In 2012 Vale generated sales totalling 47 bill. US$, which meant losses of 21.7 % on the previous year. An above-average high share of the losses, 26 %, was reported by the Bulk Materials Division, which at Vale is responsible for the extraction or iron ore, iron ore pellets, manganese and ferroalloys as well as coal. In 2012 this sector still generated 74 % of the sales, the base metals copper and nickel accounted for 15 % while potash and phosphate fertilizers made up 7.5 %. The company’s spending on research and development amounted to 1.1 bill. US$ (Fig. 15). This breaks down into 20 % for improvements to processes and technologies, 44 % for feasibility studies for new projects and 36 % or 0.4 bill. US$ for exploration. The exploration expenditure is just about evenly distributed over the portfolio, copper with 36 % and iron ore with 25 % alone making up 60 %.
In the years from 2009 to 2011 investments were steadily doubled from 9.0 bill. US$ to 18 bill. US$. In 2012, capital expenditure still totalled 17.7 bill. US$, the main shares of 8.5 bill. US$ and 4.2 bill. US$ being consumed for iron ore and base metals respectively. The sustaining CapEx, i.e. capital expenditure to sustain operations, amounted to 5,0 bill. US$ and therefore makes up around 5 % of the Vale assets. Around 50 % of the sustaining capital expenditure is used for replacing equipment. Following many brownfield projects in recent years, Vale is now switching more to greenfield projects as these promise higher profits. By 2017 it wants to achieve a production output of 400 Mt iron ore following 306 Mt in 2013. This is to be realized essentially with the new Carajas and Conceicao projects (Fig. 16). Conseicao is set to generate 12 Mt iron ore with an investment of 1.2 bill. US$. At Carajas, in the first phase of the project, for an investment of 4.1 bill. US$, 40 Mt are to be achieved in the second six months of 2013. The second phase is to increase capacity to 90 Mt in the second half of 2016.
The mining industry surprises with huge investments, hitting the 10 bill.
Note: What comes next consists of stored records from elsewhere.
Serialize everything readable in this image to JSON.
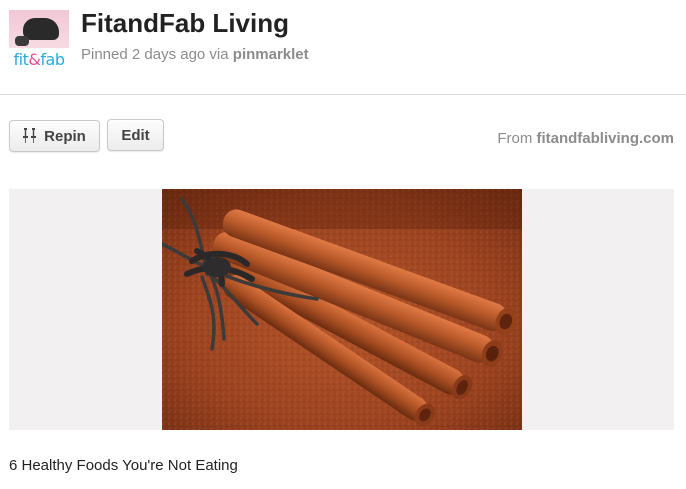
{
  "header": {
    "avatar": {
      "logo_parts": [
        "fit",
        "&",
        "fab"
      ]
    },
    "title": "FitandFab Living",
    "pinned_prefix": "Pinned 2 days ago via",
    "pinned_via": "pinmarklet"
  },
  "actions": {
    "repin_label": "Repin",
    "edit_label": "Edit",
    "from_prefix": "From",
    "from_source": "fitandfabliving.com"
  },
  "pin": {
    "image_icon": "cinnamon-sticks-photo",
    "description": "6 Healthy Foods You're Not Eating"
  },
  "colors": {
    "logo_blue": "#29abe2",
    "logo_pink": "#ec4f8f",
    "muted_text": "#8c8c8c",
    "image_frame_bg": "#f2f0f0"
  }
}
US$ mark for some individual projects or triggering annual investments in the order of 15-20 bill. US$ for individual companies in recent years. Obviously there has been a run on the last world-class mines. The corporate goals and priorities are set out accordingly. On the other hand, the companies have announced substantial cuts in capital expenditure budgets for such projects in the next few years. This may be linked with 2012 showing how just vulnerable the mining industry is and how severely prices can impact profits. But the production figures didn’t even slump in 2012. In the view of the mining industry, this will only happen after 2020. The question is what will happen up until then. With the limited budgets, the run on the world-class mines will probably come to an end.